The Encompass Model
In the last year, we’ve also started doing more all-team trainings and building a cohesive group understanding of “The Encompass Model”.
- Connection focused
- Diversity affirming
- Increases reflective capacity
- Welcomes authentic vulnerability.
We celebrate growth and work together to build a web of support for clients and staff that is responsive to their and our changing and emerging needs. While this type of collaborative model takes time and provides ample opportunities for working through communication challenges and misunderstandings, the response has been overwhelmingly positive from therapists who report that they feel more connected to their coworkers, they are recognizing and embracing the need to be lifelong learners and they feel more hopeful about the difficult work they do every day. During a recent learning opportunity, several seasoned team members reported that they had never learned about a particular topic (interoception) in their schooling, but we were all thrilled to learn that our recent graduates had covered this topic in their classes. This was an amazing opportunity to highlight the benefits of experienced clinicians being open to learning from people who are new to the field. We all have so much to share when we are able to learn and grow together!

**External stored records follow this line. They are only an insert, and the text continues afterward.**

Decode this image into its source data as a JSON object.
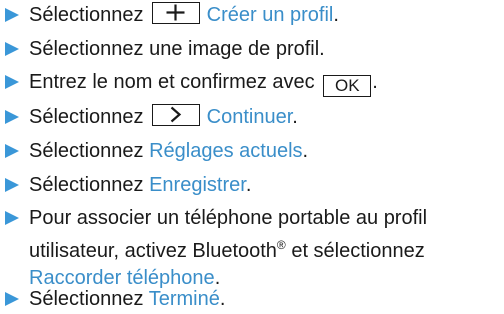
{
  "colors": {
    "arrow": "#3a97d8",
    "link": "#3a8ec9",
    "text": "#1a1a1a"
  },
  "steps": [
    {
      "prefix": "Sélectionnez",
      "key_icon": "plus-icon",
      "link": "Créer un profil",
      "suffix": "."
    },
    {
      "text": "Sélectionnez une image de profil."
    },
    {
      "prefix": "Entrez le nom et confirmez avec",
      "key_label": "OK",
      "suffix": "."
    },
    {
      "prefix": "Sélectionnez",
      "key_icon": "chevron-right-icon",
      "link": "Continuer",
      "suffix": "."
    },
    {
      "prefix": "Sélectionnez",
      "link": "Réglages actuels",
      "suffix": "."
    },
    {
      "prefix": "Sélectionnez",
      "link": "Enregistrer",
      "suffix": "."
    },
    {
      "line1": "Pour associer un téléphone portable au profil",
      "line2_prefix": "utilisateur, activez Bluetooth",
      "line2_sup": "®",
      "line2_suffix": " et sélectionnez",
      "line3_link": "Raccorder téléphone",
      "line3_suffix": "."
    },
    {
      "prefix": "Sélectionnez",
      "link": "Terminé",
      "suffix": "."
    }
  ]
}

Recently, we had the opportunity to expand this collaborative approach to include our community partners, Snoqualmie Valley School District, Snoqualmie Police, and Empower Youth Network in a wonderful two-part series of workshops offered by Mona Delahooke, Ph. D on exploring the needs being communicated by behaviors and how to partner with kids and families to increase their sense of belonging and safety in our community. You can read more about those trainings in our blog (link), but the overwhelming focus is a shift change in how we look at behaviors and that they should be considered signals for need rather than targets for intervention. While many of us may not have learned these concepts in our years of schooling, these collaborative efforts have given us the gift of continued growth and change in the ways we interact with children and each other. To further this important work, we’ve arranged a monthly “Beyond Behaviors” workgroup where we can problem-solve, and support the continued use of these powerful ideas.

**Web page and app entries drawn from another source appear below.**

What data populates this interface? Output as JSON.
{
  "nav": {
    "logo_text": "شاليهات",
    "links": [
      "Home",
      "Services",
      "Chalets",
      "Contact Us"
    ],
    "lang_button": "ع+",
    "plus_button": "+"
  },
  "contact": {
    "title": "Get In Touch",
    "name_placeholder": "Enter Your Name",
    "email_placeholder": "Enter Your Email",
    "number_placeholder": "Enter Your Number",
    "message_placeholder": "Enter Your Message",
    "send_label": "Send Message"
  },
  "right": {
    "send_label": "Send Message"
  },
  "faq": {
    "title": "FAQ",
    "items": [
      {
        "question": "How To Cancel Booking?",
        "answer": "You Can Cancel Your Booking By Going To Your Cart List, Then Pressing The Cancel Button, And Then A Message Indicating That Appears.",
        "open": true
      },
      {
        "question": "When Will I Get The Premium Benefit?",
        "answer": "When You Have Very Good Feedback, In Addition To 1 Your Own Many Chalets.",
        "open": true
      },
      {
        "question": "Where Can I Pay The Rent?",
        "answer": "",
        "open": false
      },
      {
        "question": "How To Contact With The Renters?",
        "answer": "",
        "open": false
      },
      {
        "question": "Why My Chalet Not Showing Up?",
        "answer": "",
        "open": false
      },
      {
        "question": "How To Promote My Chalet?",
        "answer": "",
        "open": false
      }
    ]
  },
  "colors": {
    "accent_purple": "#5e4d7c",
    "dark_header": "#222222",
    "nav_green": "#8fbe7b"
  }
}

The leadership team at Encompass is deeply committed to expanding this holistic, multi-disciplinary approach across all programs at Encompass. By working together, we can ensure that all aspects of a child’s life are taken into consideration, including their physical health, emotional well-being, educational needs, and social environment. In addition to enhanced outcomes for children and families, the multi-disciplinary approach provides professionals with opportunities to refine collaboration skills, increase individual knowledge and expertise, lead to career opportunities, and increase job satisfaction. Whether partnerships and collaboration are internal or external, the benefits to everyone involved are immense and only serve to provide a web of safety, security, and quality services to Snoqualmie Valley.